Peggy’s goal is to have the history of the average blind and disabled person taught—not just to the blind and disabled themselves, but to those entering into professional fields where their jobs will impact people with disabilities. Blind people historically held regular jobs and pursued professions that are the same as professions occupied by people without disabilities. These blind individuals performed exceptionally well, setting examples for others. By understanding what the blind and disabled have achieved in the past and knowing the history of the contributions made by people with disabilities to our country, our society will be much more willing and accepting of the disabled.

For more information and to subscribe to her monthly email list contact the Blind History Lady at theblindhistorylady@gmail.com.

Do Words Matter? Here’s 15 Quotes on the Power of Words

Poster of night sky with Northern lights. The top says Words Matter Week 2022. Bottom has quote from Emily Dickinson

The Power of Words

Yes, words Matter. They are what we use to communicate. Whether it is verbally or in written form words are the tools for language. From the time a small child learns to talk, the significance of words becomes clear. With that being said words have power. They can inspire, motivate or encourage ,. Yet, words can also cause harm. They can tear down, harass and destroy. This is why it is so important to be wise and thoughtful in the words we speak to each other and also to ourselves.

Words Matter Week

This is Words Matter Week, March 6-12. Sponsored by the National Association of Independent Writers and Editors. They know the importance of words and have been celebrating it for 14 years. In the past people have honored Words Matter Week by writing in their journals, taking a writing class/course, or writing stories and poetry. But I decided to do something a little different. I did a simple Google search and found 15 quotes on the power of words. These quotes are insightful and thought-provoking. I hope they will resonate with you and remind you of how much words matter not just this week but every week.

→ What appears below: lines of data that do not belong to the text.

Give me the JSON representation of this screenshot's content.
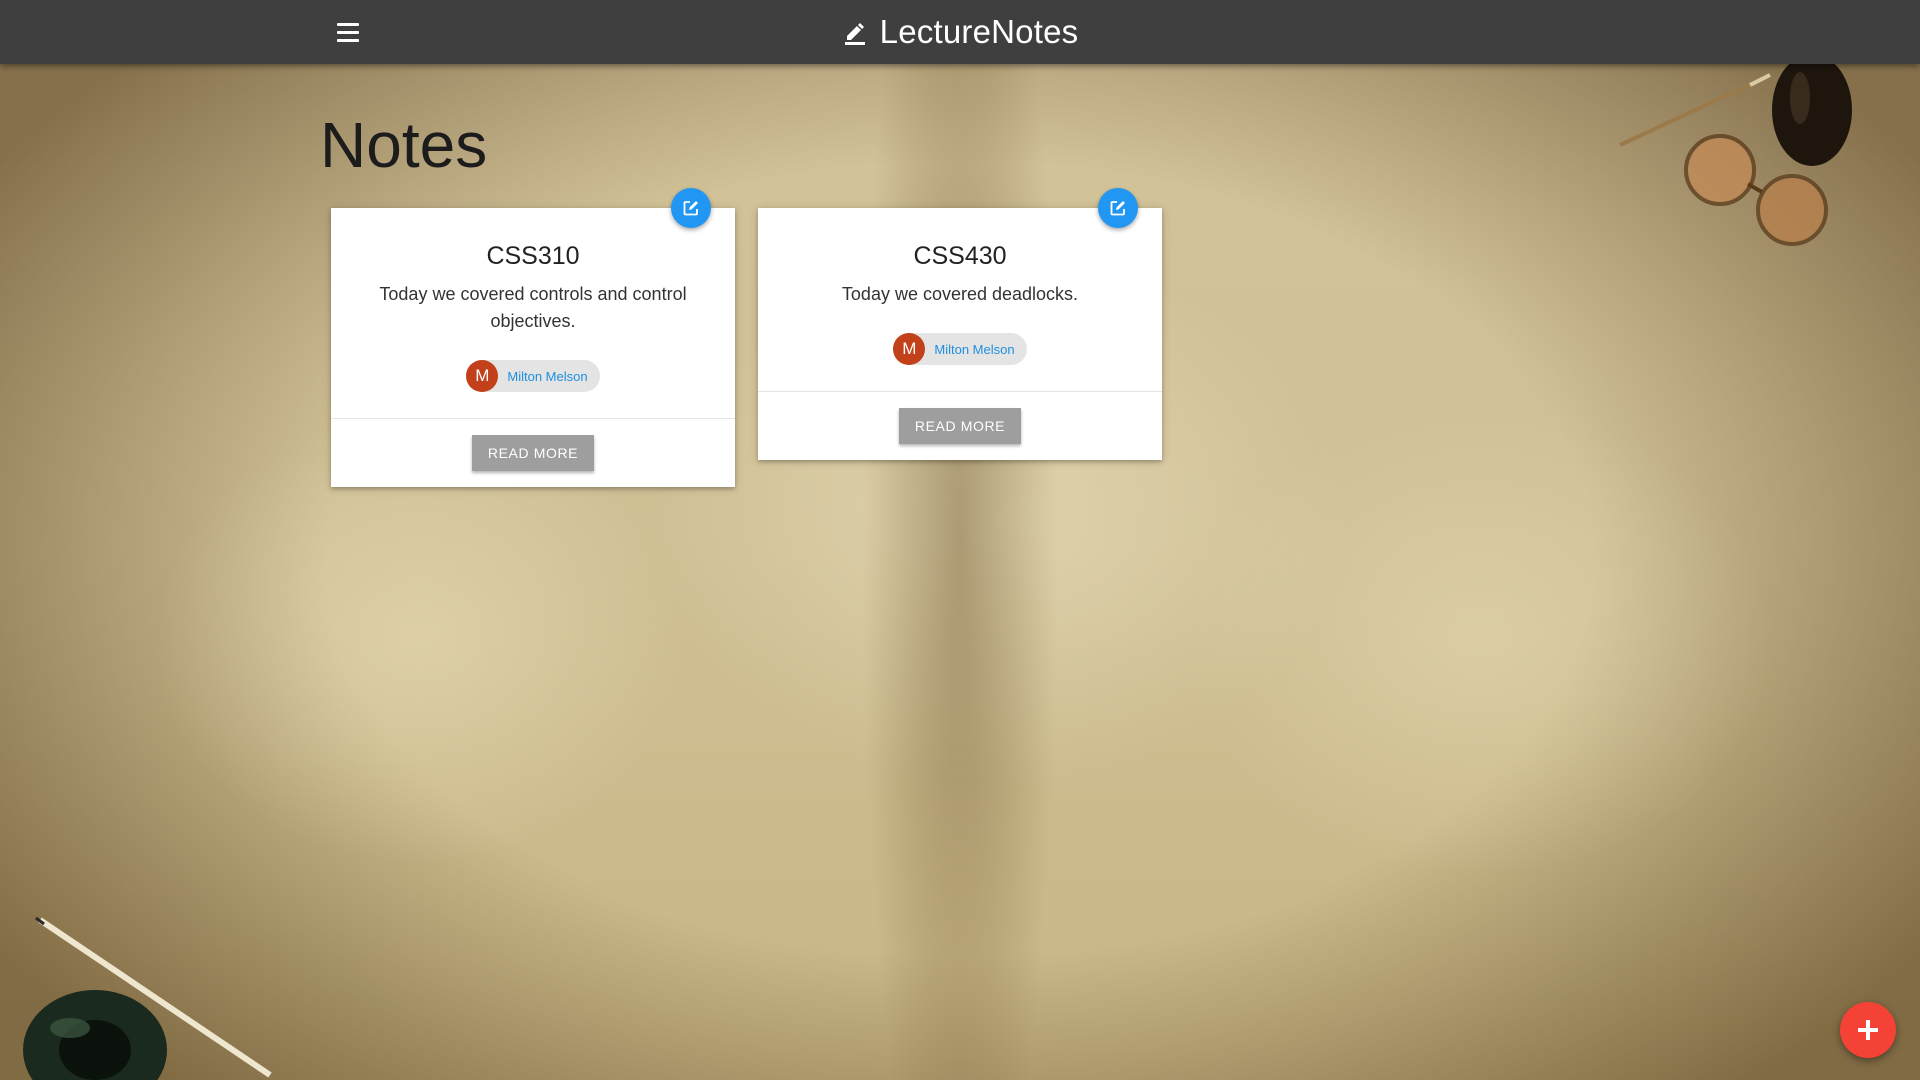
{
  "app": {
    "title": "LectureNotes",
    "menu_icon": "hamburger-menu-icon",
    "brand_icon": "pencil-icon"
  },
  "page": {
    "heading": "Notes"
  },
  "notes": [
    {
      "title": "CSS310",
      "body": "Today we covered controls and control objectives.",
      "author_initial": "M",
      "author_name": "Milton Melson",
      "action_label": "READ MORE"
    },
    {
      "title": "CSS430",
      "body": "Today we covered deadlocks.",
      "author_initial": "M",
      "author_name": "Milton Melson",
      "action_label": "READ MORE"
    }
  ],
  "colors": {
    "appbar": "#3f3f3f",
    "edit_fab": "#2196f3",
    "add_fab": "#f44336",
    "avatar": "#c2401a",
    "author_link": "#1f8fe0",
    "button": "#9e9e9e"
  },
  "icons": {
    "edit": "edit-icon",
    "add": "plus-icon"
  }
}
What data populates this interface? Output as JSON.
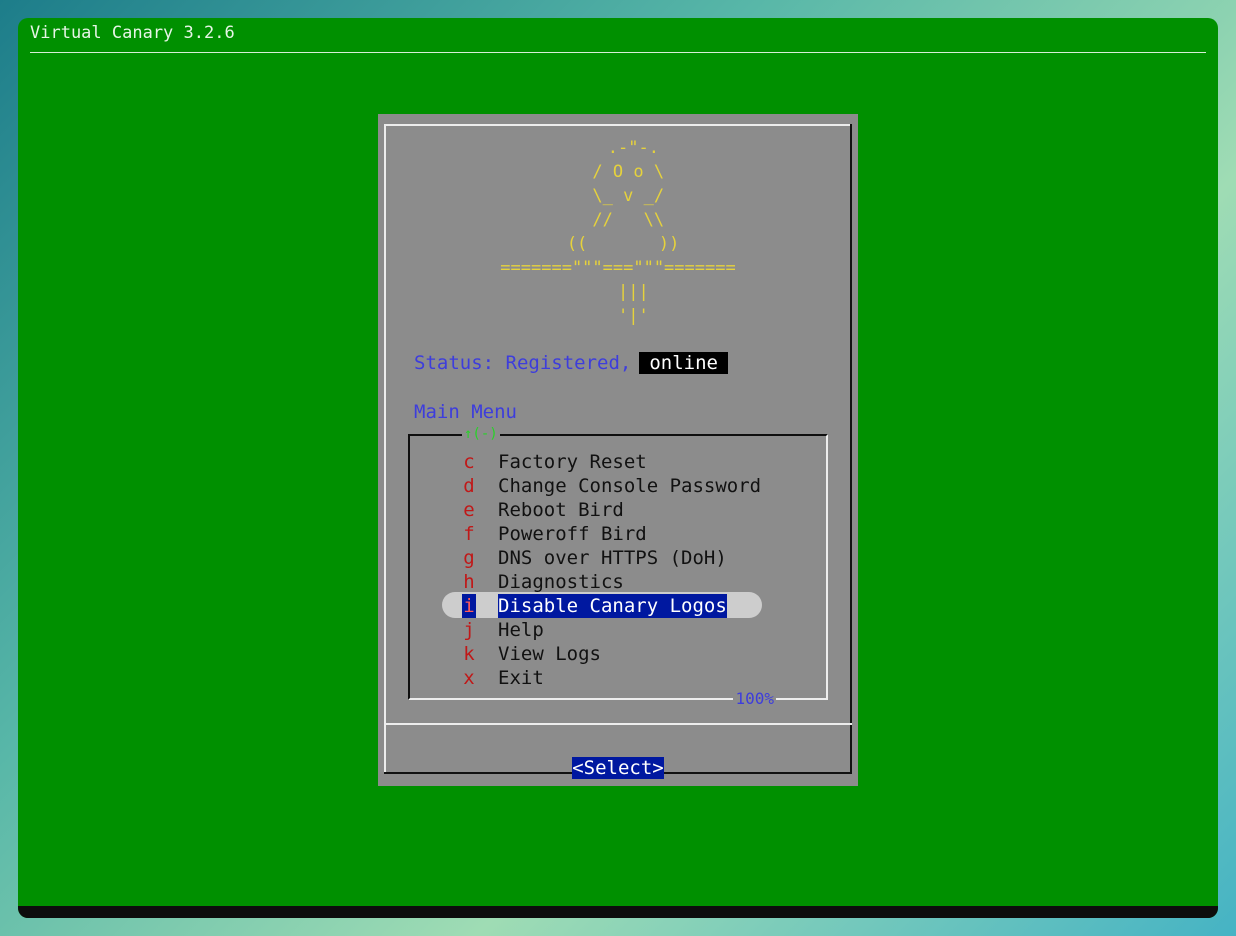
{
  "app": {
    "title": "Virtual Canary 3.2.6"
  },
  "logo_ascii": "   .-\"-.\n  / O o \\\n  \\_ v _/\n  //   \\\\\n ((       ))\n=======\"\"\"===\"\"\"=======\n   |||\n   '|'",
  "status": {
    "label": "Status: Registered,",
    "state": "online"
  },
  "menu": {
    "title": "Main Menu",
    "scroll_indicator": "↑(-)",
    "scroll_percent": "100%",
    "selected_key": "i",
    "items": [
      {
        "key": "c",
        "label": "Factory Reset"
      },
      {
        "key": "d",
        "label": "Change Console Password"
      },
      {
        "key": "e",
        "label": "Reboot Bird"
      },
      {
        "key": "f",
        "label": "Poweroff Bird"
      },
      {
        "key": "g",
        "label": "DNS over HTTPS (DoH)"
      },
      {
        "key": "h",
        "label": "Diagnostics"
      },
      {
        "key": "i",
        "label": "Disable Canary Logos"
      },
      {
        "key": "j",
        "label": "Help"
      },
      {
        "key": "k",
        "label": "View Logs"
      },
      {
        "key": "x",
        "label": "Exit"
      }
    ]
  },
  "buttons": {
    "select": "<Select>"
  },
  "colors": {
    "screen_bg": "#009000",
    "dialog_bg": "#8c8c8c",
    "accent_blue": "#3d3ddc",
    "hotkey_red": "#c01818",
    "selection_bg": "#0018a0",
    "logo_yellow": "#e6d23c"
  }
}
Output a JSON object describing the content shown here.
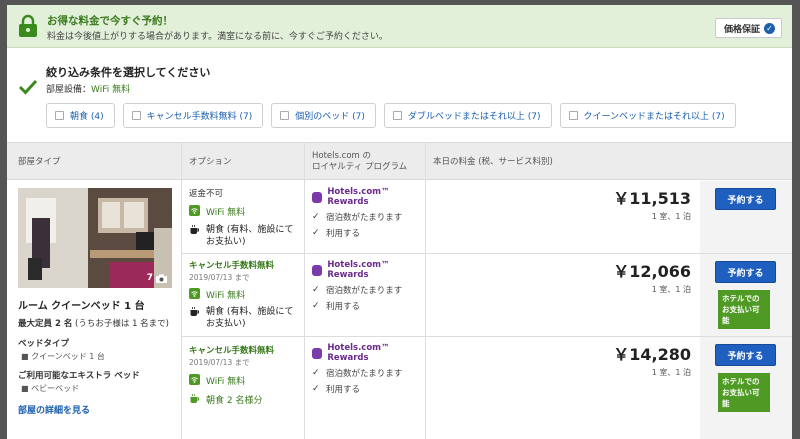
{
  "promo": {
    "title": "お得な料金で今すぐ予約！",
    "subtitle": "料金は今後値上がりする場合があります。満室になる前に、今すぐご予約ください。",
    "guarantee_label": "価格保証",
    "guarantee_icon": "check-circle-icon"
  },
  "filters": {
    "title": "絞り込み条件を選択してください",
    "amenity_prefix": "部屋設備：",
    "amenity_value": "WiFi 無料",
    "chips": [
      {
        "label": "朝食 (4)"
      },
      {
        "label": "キャンセル手数料無料 (7)"
      },
      {
        "label": "個別のベッド (7)"
      },
      {
        "label": "ダブルベッドまたはそれ以上 (7)"
      },
      {
        "label": "クイーンベッドまたはそれ以上 (7)"
      }
    ]
  },
  "table": {
    "headers": {
      "room_type": "部屋タイプ",
      "options": "オプション",
      "loyalty_line1": "Hotels.com の",
      "loyalty_line2": "ロイヤルティ プログラム",
      "price": "本日の料金 (税、サービス料別)"
    }
  },
  "room": {
    "photo_count": "7",
    "name": "ルーム クイーンベッド 1 台",
    "occupancy_bold": "最大定員 2 名",
    "occupancy_rest": " (うちお子様は 1 名まで)",
    "bed_heading": "ベッドタイプ",
    "bed_value": "クイーンベッド 1 台",
    "extra_heading": "ご利用可能なエキストラ ベッド",
    "extra_value": "ベビーベッド",
    "details_link": "部屋の詳細を見る"
  },
  "rows": [
    {
      "cancel": "返金不可",
      "until": "",
      "wifi": "WiFi 無料",
      "meal": "朝食 (有料、施設にてお支払い)",
      "loyalty_brand": "Hotels.com™ Rewards",
      "loyalty_items": [
        "宿泊数がたまります",
        "利用する"
      ],
      "price": "￥11,513",
      "price_unit": "1 室、1 泊",
      "book_label": "予約する",
      "pay_at_hotel": ""
    },
    {
      "cancel": "キャンセル手数料無料",
      "until": "2019/07/13 まで",
      "wifi": "WiFi 無料",
      "meal": "朝食 (有料、施設にてお支払い)",
      "loyalty_brand": "Hotels.com™ Rewards",
      "loyalty_items": [
        "宿泊数がたまります",
        "利用する"
      ],
      "price": "￥12,066",
      "price_unit": "1 室、1 泊",
      "book_label": "予約する",
      "pay_at_hotel": "ホテルでのお支払い可能"
    },
    {
      "cancel": "キャンセル手数料無料",
      "until": "2019/07/13 まで",
      "wifi": "WiFi 無料",
      "meal": "朝食 2 名様分",
      "loyalty_brand": "Hotels.com™ Rewards",
      "loyalty_items": [
        "宿泊数がたまります",
        "利用する"
      ],
      "price": "￥14,280",
      "price_unit": "1 室、1 泊",
      "book_label": "予約する",
      "pay_at_hotel": "ホテルでのお支払い可能"
    }
  ],
  "colors": {
    "green": "#3a7a1e",
    "banner_bg": "#e2efd9",
    "link_blue": "#1b5fae",
    "button_blue": "#1f5fbf",
    "rewards_purple": "#7c3aa8",
    "pay_badge_green": "#4f9a24"
  }
}
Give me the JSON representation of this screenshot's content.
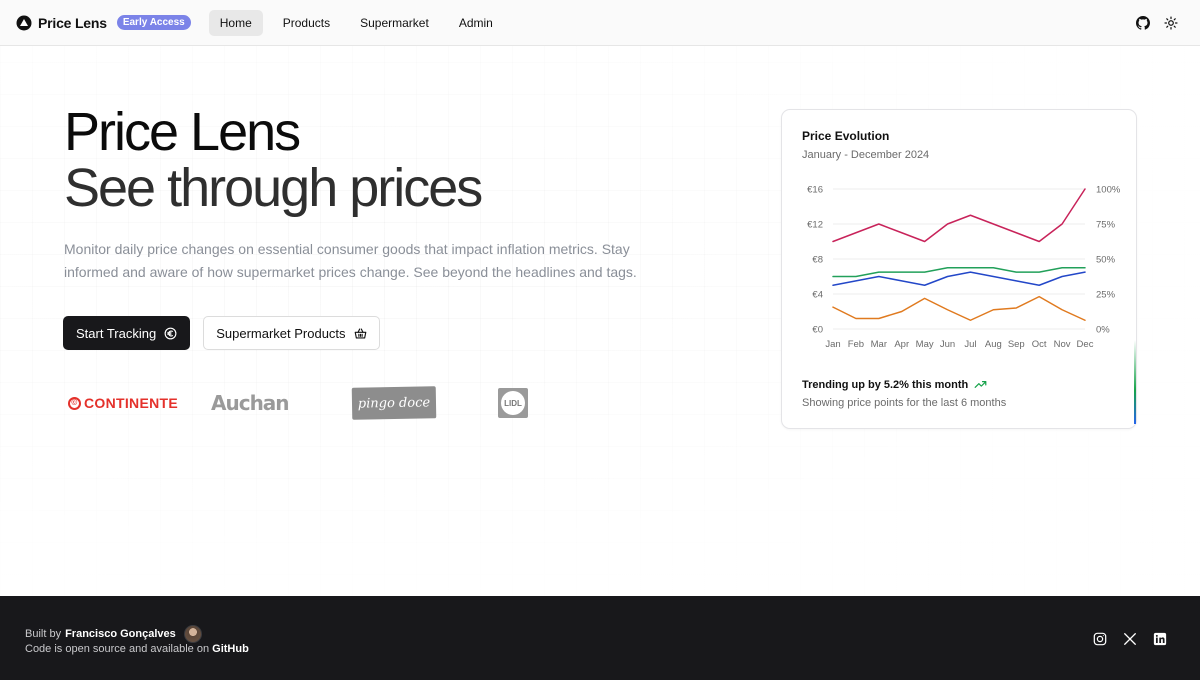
{
  "header": {
    "brand": "Price Lens",
    "badge": "Early Access",
    "nav": [
      "Home",
      "Products",
      "Supermarket",
      "Admin"
    ],
    "icons": [
      "github-icon",
      "sun-icon"
    ]
  },
  "hero": {
    "title_line1": "Price Lens",
    "title_line2": "See through prices",
    "description": "Monitor daily price changes on essential consumer goods that impact inflation metrics. Stay informed and aware of how supermarket prices change. See beyond the headlines and tags.",
    "cta_primary": "Start Tracking",
    "cta_primary_icon": "euro-icon",
    "cta_secondary": "Supermarket Products",
    "cta_secondary_icon": "basket-icon"
  },
  "logos": {
    "continente": "CONTINENTE",
    "auchan": "Auchan",
    "pingo_doce": "pingo doce",
    "lidl": "LIDL"
  },
  "card": {
    "title": "Price Evolution",
    "subtitle": "January - December 2024",
    "trend_text": "Trending up by 5.2% this month",
    "trend_icon": "trending-up-icon",
    "footer_text": "Showing price points for the last 6 months"
  },
  "chart_data": {
    "type": "line",
    "categories": [
      "Jan",
      "Feb",
      "Mar",
      "Apr",
      "May",
      "Jun",
      "Jul",
      "Aug",
      "Sep",
      "Oct",
      "Nov",
      "Dec"
    ],
    "y_left_ticks": [
      "€16",
      "€12",
      "€8",
      "€4",
      "€0"
    ],
    "y_right_ticks": [
      "100%",
      "75%",
      "50%",
      "25%",
      "0%"
    ],
    "ylim": [
      0,
      16
    ],
    "grid": true,
    "series": [
      {
        "color": "#c8235a",
        "values": [
          10,
          11,
          12,
          11,
          10,
          12,
          13,
          12,
          11,
          10,
          12,
          16
        ]
      },
      {
        "color": "#22a05a",
        "values": [
          6,
          6,
          6.5,
          6.5,
          6.5,
          7,
          7,
          7,
          6.5,
          6.5,
          7,
          7
        ]
      },
      {
        "color": "#2347c8",
        "values": [
          5,
          5.5,
          6,
          5.5,
          5,
          6,
          6.5,
          6,
          5.5,
          5,
          6,
          6.5
        ]
      },
      {
        "color": "#e07a1f",
        "values": [
          2.5,
          1.2,
          1.2,
          2,
          3.5,
          2.2,
          1,
          2.2,
          2.4,
          3.7,
          2.2,
          1
        ]
      }
    ]
  },
  "footer": {
    "built_by_prefix": "Built by",
    "author": "Francisco Gonçalves",
    "line2_prefix": "Code is open source and available on",
    "github_link": "GitHub",
    "social": [
      "instagram-icon",
      "x-icon",
      "linkedin-icon"
    ]
  }
}
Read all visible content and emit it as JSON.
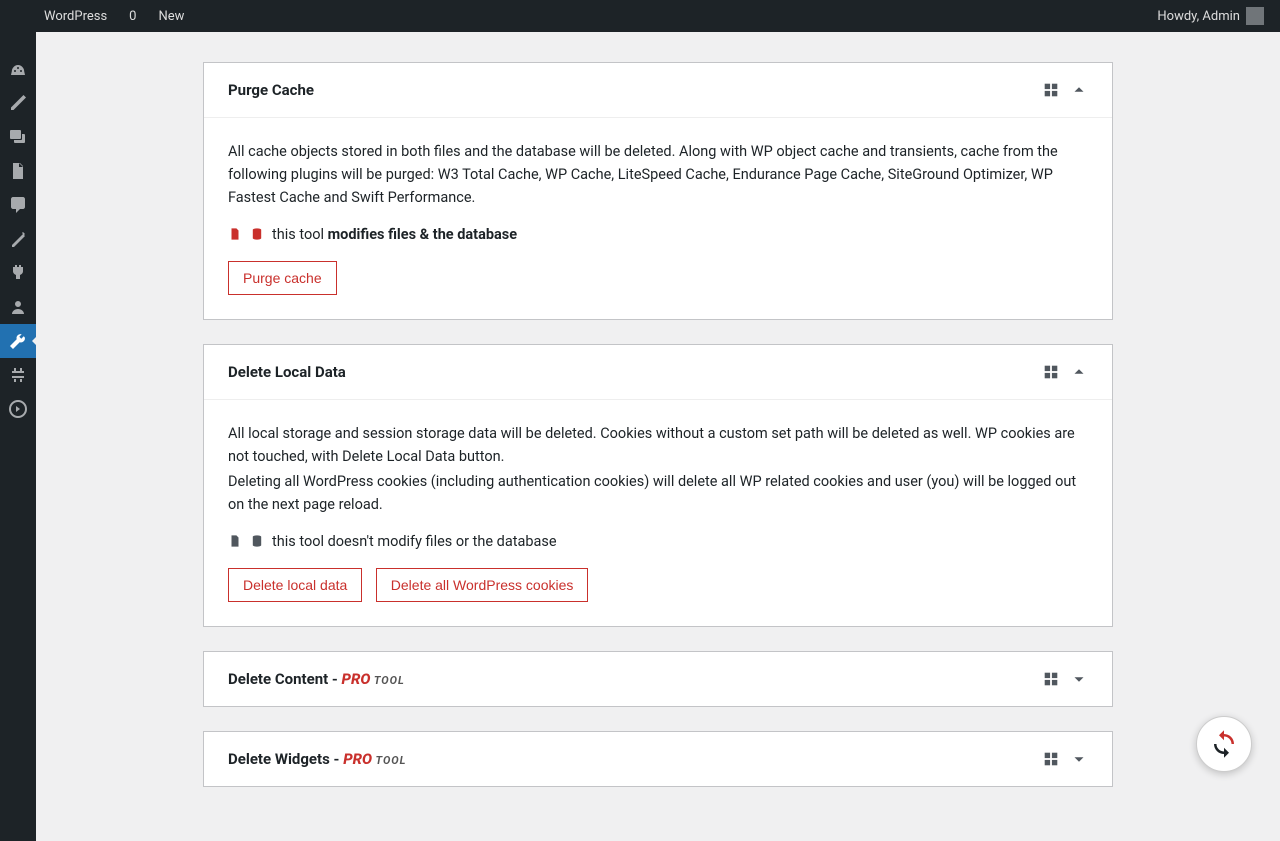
{
  "adminbar": {
    "site_name": "WordPress",
    "comments_count": "0",
    "new_label": "New",
    "howdy": "Howdy, Admin"
  },
  "cards": {
    "purge": {
      "title": "Purge Cache",
      "desc": "All cache objects stored in both files and the database will be deleted. Along with WP object cache and transients, cache from the following plugins will be purged: W3 Total Cache, WP Cache, LiteSpeed Cache, Endurance Page Cache, SiteGround Optimizer, WP Fastest Cache and Swift Performance.",
      "mods_prefix": "this tool ",
      "mods_bold": "modifies files & the database",
      "btn": "Purge cache"
    },
    "local": {
      "title": "Delete Local Data",
      "desc1": "All local storage and session storage data will be deleted. Cookies without a custom set path will be deleted as well. WP cookies are not touched, with Delete Local Data button.",
      "desc2": "Deleting all WordPress cookies (including authentication cookies) will delete all WP related cookies and user (you) will be logged out on the next page reload.",
      "mods": "this tool doesn't modify files or the database",
      "btn1": "Delete local data",
      "btn2": "Delete all WordPress cookies"
    },
    "content": {
      "title_prefix": "Delete Content - ",
      "pro": "PRO",
      "tool": " TOOL"
    },
    "widgets": {
      "title_prefix": "Delete Widgets - ",
      "pro": "PRO",
      "tool": " TOOL"
    }
  }
}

15 Quotes on Words

Books on desk with cup of tea

1.  “Words mean more than what is set down on paper. It takes the human voice to infuse them with deeper meaning.” Maya Angelou

2.  “Raise your word, not your voice. It is rain that grows flowers, not thunder.” Rumi

3.  “Words: So innocent and powerless as they are, as standing in a dictionary, how potent for good and evil they become in the hands of one who knows how to combine them.” Nathaniel Hawthorne

4.  “I know nothing in the world that has as much power as a word. Sometimes I write one, and I look at it until it begins to shine.” Emily Dickinson

5.  “But if thought corrupts language, language can also corrupt thought.” George Orwell

6.  “Language creates reality. Words have power. Speak always to create joy.” Deepak Chopra

7.  “It’s no use of talking unless people understand what you say.” Zora Neale Hurston

8.  “No matter what anybody tells you, words and ideas can change the world.” John Keating

9.  “Better than a thousand hollow words is one word that brings peace.” Buddha

10.  “Words have power, words are power, words could be your power also.” Mohammed Qahtani

11.  “A broken bone can heal, but the wound a word opens can fester forever.” Jessamyn West

12.  “There is power in words. What you say is what you get.” Zig Ziglar

13.  “Kind words can be short and easy to speak, but their echoes are truly endless.” Mother Teresa

14.  “Speak to yourself like someone you love. Encourage yourself, motivate yourself, and uplift yourself with your words.” ATGW

15.  “Words have magical power. They can either bring the greatest happiness or the deepest despair.” Sigmund Freud